Philippe Rouja is a Director of Adara Development (Bermuda).
Philippe Max Rouja PhD is a Bermudian/French medical and cultural anthropologist with 25 years’ experience specializing in interdisciplinary marine science.
Philippe received his PhD in 1999 for his work with the Bardi people of North Western Australia, cataloguing renunciative resource allocation systems and seasonal traditional fishing practices. Post-Doctoral work with the renowned public health researcher Dr. Eric Dewailly demonstrated the sustainable genius of Bardi Peoples fisheries management strategies that simultaneously sustain the fishery and increase the nutritional benefits to the community through seasonal harvesting of Omega three fatty acids.
Philippe is currently the Principal Scientist in Marine Heritage and Ocean Human Health and Custodian of Historic Wrecks in the Department of Environment and Natural Resources of the Bermuda Government and Co Director of the Ocean Human Health Research Programme, established in 2003 with his colleague Dr. Eric Dewailly.
Philippe has worked extensively with coastal communities in Northern Australia, the Caribbean and French Polynesia, and has led and participated in several pioneering research programmes. In addition to Adara, he sits on several boards in the spheres of human health, ecotoxicology, remote community service delivery and ocean management, including:
- The Atlantis Mobile Laboratory coastal ecotoxicology programme that ran Bermuda’s first foetal cord blood study, the RSE Robots in Service of the Environment Programme founded in Bermuda.
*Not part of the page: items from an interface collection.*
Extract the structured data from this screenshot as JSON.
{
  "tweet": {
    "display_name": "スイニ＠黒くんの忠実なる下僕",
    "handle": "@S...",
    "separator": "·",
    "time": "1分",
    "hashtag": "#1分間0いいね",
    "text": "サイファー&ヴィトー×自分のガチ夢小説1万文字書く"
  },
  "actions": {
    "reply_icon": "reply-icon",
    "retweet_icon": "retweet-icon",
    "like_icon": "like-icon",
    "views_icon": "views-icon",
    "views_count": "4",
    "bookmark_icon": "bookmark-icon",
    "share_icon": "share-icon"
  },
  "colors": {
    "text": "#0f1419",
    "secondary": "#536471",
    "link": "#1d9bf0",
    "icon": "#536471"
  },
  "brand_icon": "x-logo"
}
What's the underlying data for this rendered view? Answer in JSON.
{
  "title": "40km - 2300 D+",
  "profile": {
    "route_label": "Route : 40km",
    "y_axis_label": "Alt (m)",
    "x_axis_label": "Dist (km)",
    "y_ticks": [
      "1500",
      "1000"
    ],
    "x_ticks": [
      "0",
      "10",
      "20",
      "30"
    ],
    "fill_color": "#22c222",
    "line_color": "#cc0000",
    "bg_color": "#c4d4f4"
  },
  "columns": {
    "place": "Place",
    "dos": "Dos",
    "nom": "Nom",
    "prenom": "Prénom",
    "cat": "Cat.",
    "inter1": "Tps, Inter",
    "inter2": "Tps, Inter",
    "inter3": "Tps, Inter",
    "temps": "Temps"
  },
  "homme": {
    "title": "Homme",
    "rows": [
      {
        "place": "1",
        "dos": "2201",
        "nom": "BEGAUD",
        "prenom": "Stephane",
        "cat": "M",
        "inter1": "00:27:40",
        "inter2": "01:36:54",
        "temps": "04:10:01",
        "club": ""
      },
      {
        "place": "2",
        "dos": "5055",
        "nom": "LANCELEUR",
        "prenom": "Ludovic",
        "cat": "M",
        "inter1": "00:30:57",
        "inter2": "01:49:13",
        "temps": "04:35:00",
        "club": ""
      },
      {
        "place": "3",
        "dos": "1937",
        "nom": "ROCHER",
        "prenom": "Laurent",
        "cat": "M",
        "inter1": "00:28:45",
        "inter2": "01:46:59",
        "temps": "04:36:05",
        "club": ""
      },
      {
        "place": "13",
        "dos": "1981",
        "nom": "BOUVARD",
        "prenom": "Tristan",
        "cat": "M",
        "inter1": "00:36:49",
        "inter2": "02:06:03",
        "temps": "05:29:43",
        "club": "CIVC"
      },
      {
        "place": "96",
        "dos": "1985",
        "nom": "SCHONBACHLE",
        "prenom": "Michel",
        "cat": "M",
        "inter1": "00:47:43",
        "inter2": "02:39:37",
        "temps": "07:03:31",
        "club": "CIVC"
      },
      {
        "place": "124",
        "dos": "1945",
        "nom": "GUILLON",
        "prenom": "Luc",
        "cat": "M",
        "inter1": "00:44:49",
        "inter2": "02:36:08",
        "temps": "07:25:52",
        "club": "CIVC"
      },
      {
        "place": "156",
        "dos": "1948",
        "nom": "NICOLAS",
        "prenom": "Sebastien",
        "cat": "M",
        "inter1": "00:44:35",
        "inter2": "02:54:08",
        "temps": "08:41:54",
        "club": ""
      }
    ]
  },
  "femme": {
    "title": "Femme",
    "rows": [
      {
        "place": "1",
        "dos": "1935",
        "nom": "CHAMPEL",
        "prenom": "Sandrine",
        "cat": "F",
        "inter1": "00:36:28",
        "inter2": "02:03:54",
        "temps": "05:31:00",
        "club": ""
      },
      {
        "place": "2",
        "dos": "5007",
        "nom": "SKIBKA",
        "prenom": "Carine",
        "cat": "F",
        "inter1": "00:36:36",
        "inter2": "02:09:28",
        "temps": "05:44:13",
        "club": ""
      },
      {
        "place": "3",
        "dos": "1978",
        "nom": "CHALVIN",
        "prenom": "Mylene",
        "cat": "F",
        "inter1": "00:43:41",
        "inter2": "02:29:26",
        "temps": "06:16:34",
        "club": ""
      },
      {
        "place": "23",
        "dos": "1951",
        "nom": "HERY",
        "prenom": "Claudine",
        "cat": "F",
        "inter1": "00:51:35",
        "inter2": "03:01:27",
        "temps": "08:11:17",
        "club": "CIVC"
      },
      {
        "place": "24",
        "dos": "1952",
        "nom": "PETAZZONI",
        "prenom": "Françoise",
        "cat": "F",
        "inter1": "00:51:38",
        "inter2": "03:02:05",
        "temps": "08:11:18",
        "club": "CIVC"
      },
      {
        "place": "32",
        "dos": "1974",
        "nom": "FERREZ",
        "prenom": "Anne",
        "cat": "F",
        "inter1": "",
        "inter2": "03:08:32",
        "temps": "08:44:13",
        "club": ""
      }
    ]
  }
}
- The international ExpoCoast coastal ecotoxicology research programme. Philippe was a founding member of the Sargasso Sea Alliance and was named “Sea Keeper of Bermuda” by the International Sea Keepers Association in 2016. Philippe is heavily engaged in science communication and appears regularly in international media on oceans and marine topics, both serious and entertaining.
Philippe co-produced the documentary film “UTSUK” on dietary transition in the Arctic, and co-pioneered an award-winning app, Benefishiary, for communicating the risks and benefits of fish consumption in Bermuda based on a decade of research in risk benefit analysis of the local fishery.
In the world of shipwrecks, Philippe has worked for 16 years to catalogue the vast local knowledge of Bermuda’s shipwrecks, made several local shipwreck documentaries and co-led the excavation of the US Civil War blockade runner Mary Celestia that discovered sealed bottles of wine and perfume.
Philippe is currently working with Professor Falko Kuester’s labs at UCSD’s Cultural Heritage Engineering and Innovation Initiative pioneering new digital data capture and analysis techniques of Bermuda shipwreck and reef systems, creating an award-winning shipwreck website and cataloguing the impacts of climate change, and specifically sea level rise through monitoring of biological systems.
He has written a book “Fishing for Culture” based on his work with Bardi Mentor and Elder Douglas Wiggan, on the genius of Bardi fisheries management strategies. He also recently launched a film media company to catalogue and promote the knowledge of indigenous specialists and their value to confronting global challenges in fisheries and human ecological misalignment.
Philippe lives in Bermuda with his wife, daughter, three dogs, two cats and a varying number of chickens.